hash sha-256 probability
Updated Sat, 21 May 2022 11:25:57 GMT

Is it possible that a SHA256 hash has the same hex character over and over again?

In theory, there are infinite inputs, that you can hash with SHA-256. So theoretically it would be possible that one hash string would read 0xaaaaaaaa...

But would that also be possible practically, or do the algorithms check that this is not happening?


First of all, the output of SHA-256 is binary and consists of 32 bytes (256 denotes the output size in bits). What you are talking about is apparently the hexadecimal encoding of these bytes.

The possibility that you are talking about is called (1st) pre-image resistance (Wikipedia):

Given a hash value $h$, it should be difficult to find any message $m$ such that $h = \text{H}(m)$.

("difficult" is a non-technical term here, generally we use "computationally infeasible", obviously there will be messages that map to any hash value, the difficulty is finding them for a one-way hash)

No, the algorithms do not check this explicitly, because the algorithm by itself needs to be resistant against it. Furthermore, the repetition of certain bits is not that special all by itself. It would be unclear what you would need to test for.

"But would that also be possible practically" well, no, unless SHA-2 gets broken. Generally it is collision resistance that gets broken first. That means finding a hash where $\text{H}(m) = \text{H}(m')$ for any $m$ and $m'$. This is easier to attack because an attacker can try and find weaknesses in the algorithm that create an internal collision while controlling both $m$ and $m'$. SHA-256 is still considered secure in this regard.

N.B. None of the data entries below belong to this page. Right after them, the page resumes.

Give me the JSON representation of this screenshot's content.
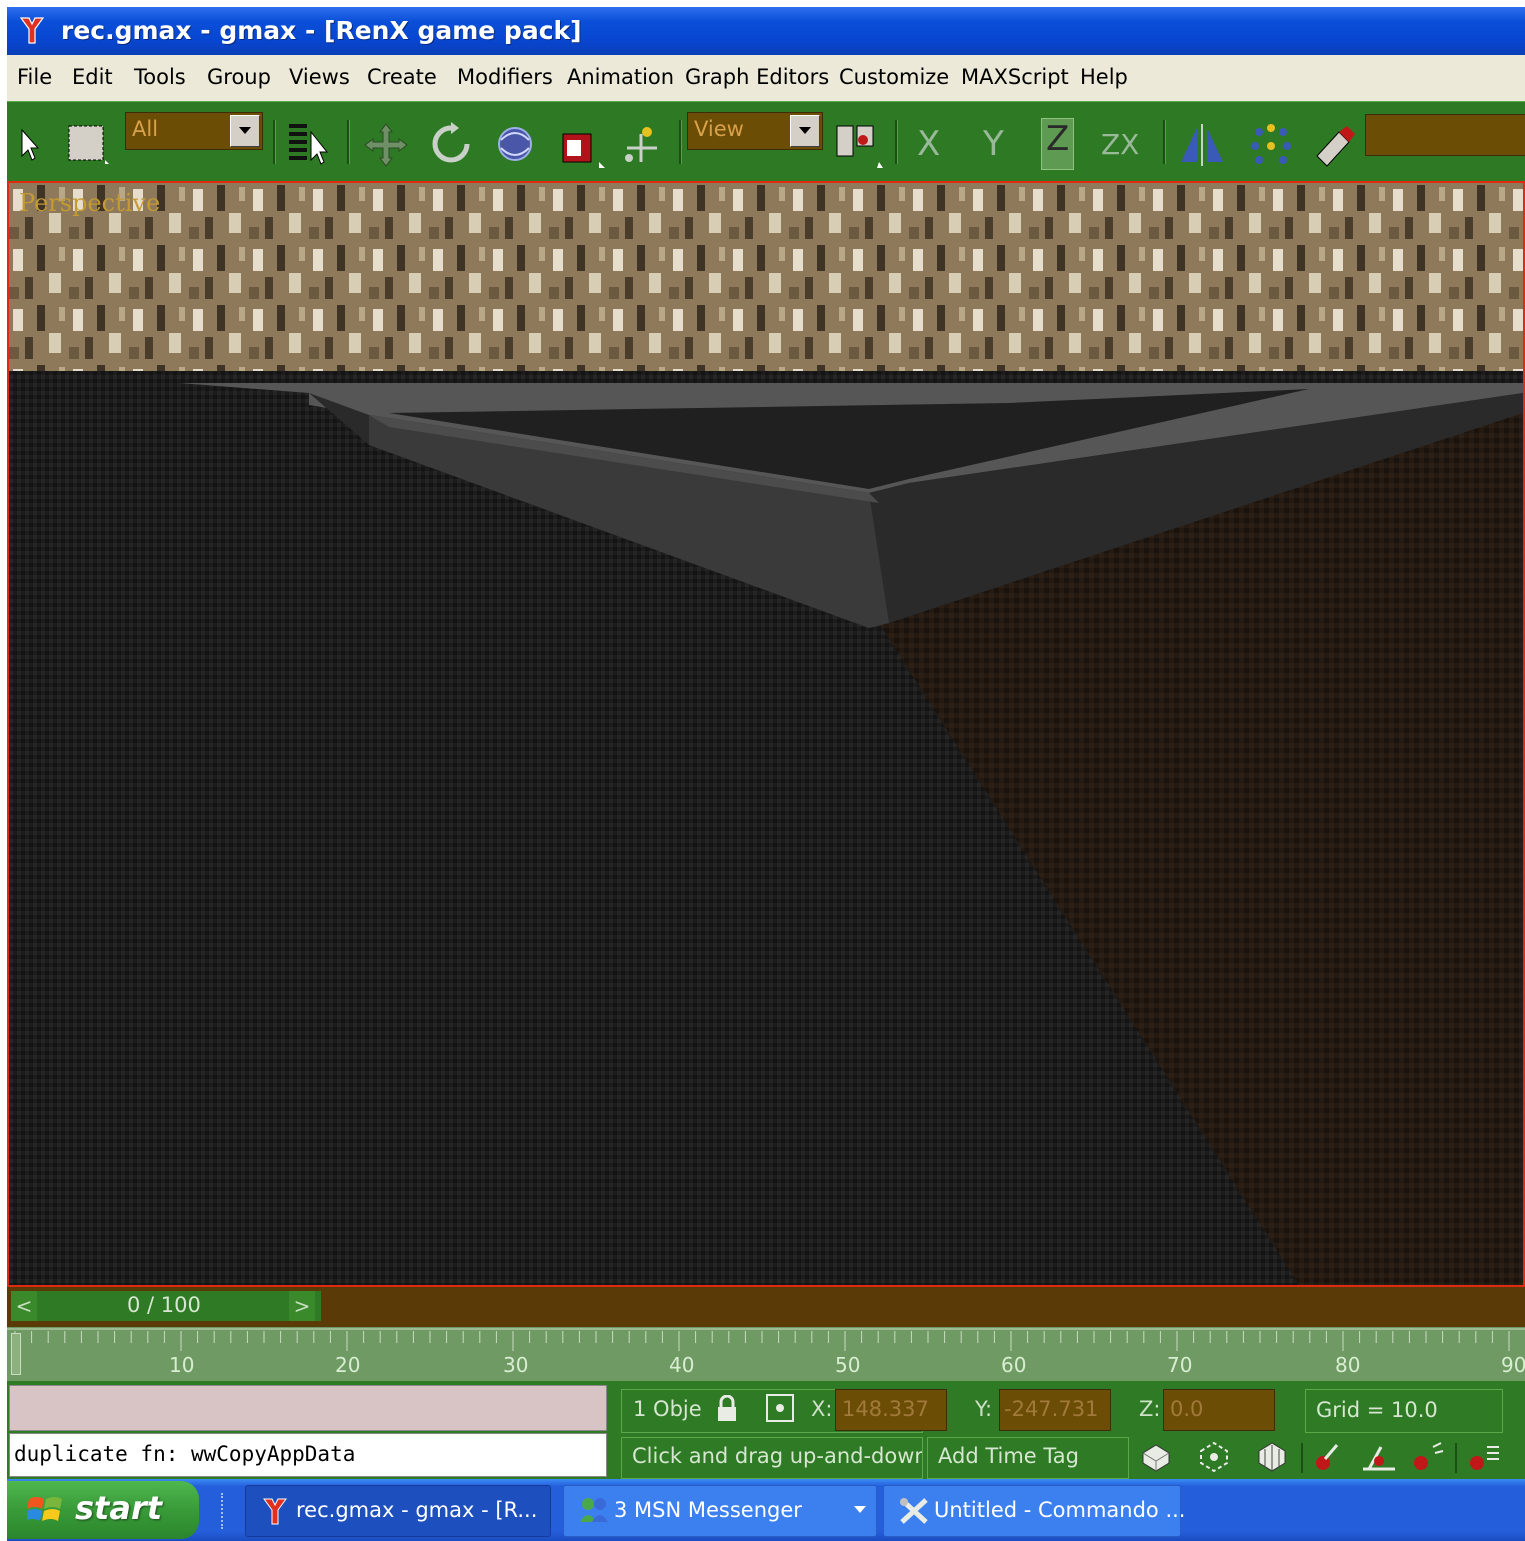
{
  "window": {
    "title": "rec.gmax - gmax - [RenX game pack]"
  },
  "menu": [
    "File",
    "Edit",
    "Tools",
    "Group",
    "Views",
    "Create",
    "Modifiers",
    "Animation",
    "Graph Editors",
    "Customize",
    "MAXScript",
    "Help"
  ],
  "toolbar": {
    "selection_filter": "All",
    "reference_coord": "View",
    "axis_labels": [
      "X",
      "Y",
      "Z",
      "ZX"
    ],
    "active_axis": "Z",
    "icons": [
      "select-arrow-icon",
      "region-select-icon",
      "select-by-name-icon",
      "move-icon",
      "rotate-icon",
      "orbit-icon",
      "scale-icon",
      "link-icon",
      "pivot-icon",
      "mirror-icon",
      "array-icon",
      "align-icon"
    ]
  },
  "viewport": {
    "label": "Perspective"
  },
  "timeslider": {
    "frame_label": "0 / 100",
    "prev_arrow": "<",
    "next_arrow": ">"
  },
  "trackbar": {
    "ticks": [
      "10",
      "20",
      "30",
      "40",
      "50",
      "60",
      "70",
      "80",
      "90"
    ]
  },
  "status": {
    "listener_output": "duplicate fn: wwCopyAppData",
    "selection_count": "1 Obje",
    "x_label": "X:",
    "x_value": "148.337",
    "y_label": "Y:",
    "y_value": "-247.731",
    "z_label": "Z:",
    "z_value": "0.0",
    "grid": "Grid = 10.0",
    "prompt": "Click and drag up-and-down tc",
    "add_time_tag": "Add Time Tag"
  },
  "taskbar": {
    "start_label": "start",
    "tasks": [
      {
        "label": "rec.gmax - gmax - [R...",
        "icon": "gmax-icon"
      },
      {
        "label": "3 MSN Messenger",
        "icon": "msn-icon"
      },
      {
        "label": "Untitled - Commando ...",
        "icon": "tools-icon"
      }
    ]
  },
  "colors": {
    "titlebar": "#0a4fd8",
    "toolbar": "#2e7a24",
    "viewport_border": "#e02a12",
    "field_brown": "#6b4d06"
  }
}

Comments (5)

  • +9 – Note that bitcoin mining is about finding hashes that start with a certain pattern (zero valued bits if I remember correctly). The miners perform a huge amount of hashes to find one that matches; they cannot find a hash that has one specific value. Once found it is easy to verify that the input data creates the hash pattern of course. This is called the "proof of work" as finding one by accident within an assigned block of input data (just a range of numbers) is exceedingly unlikely. — Apr 29, 2021 at 13:41  
  • +5 – @MaartenBodewes: bitcoin mining searches for a hash that treated as a 256-bit unsigned number is less than 'target' = 2^224/difficulty where difficulty is a floating-point number computed periodically by an adaptive algorithm to try to keep the average block time near 10 minutes. Having 256-ceil(log2(target)) leading 0 bits is necessary but not sufficient. — Apr 30, 2021 at 01:28  
  • +2 – Yeah, OK, there are some leading zero's in that most significant bit ;) — Apr 30, 2021 at 07:02  
  • +0 – While I agree with the general gist, I most certainly isn't obvious that there will be messages that map to any value. It's not even necessarily true. It is not known whether SHA 256 is onto and it's certainly possible it isn't. — May 01, 2021 at 19:38  
  • +0 – I think you mean "every value". Just like with hobbs answer and the comment below, I don't think that should influence my answer at all. Note that with the structure of SHA-256 and the not-quite-infinite-but-still-very-large input space, I would expect many messages to map to each SHA-256 value - even though we only find / use a very small % of the output space. — May 03, 2021 at 07:41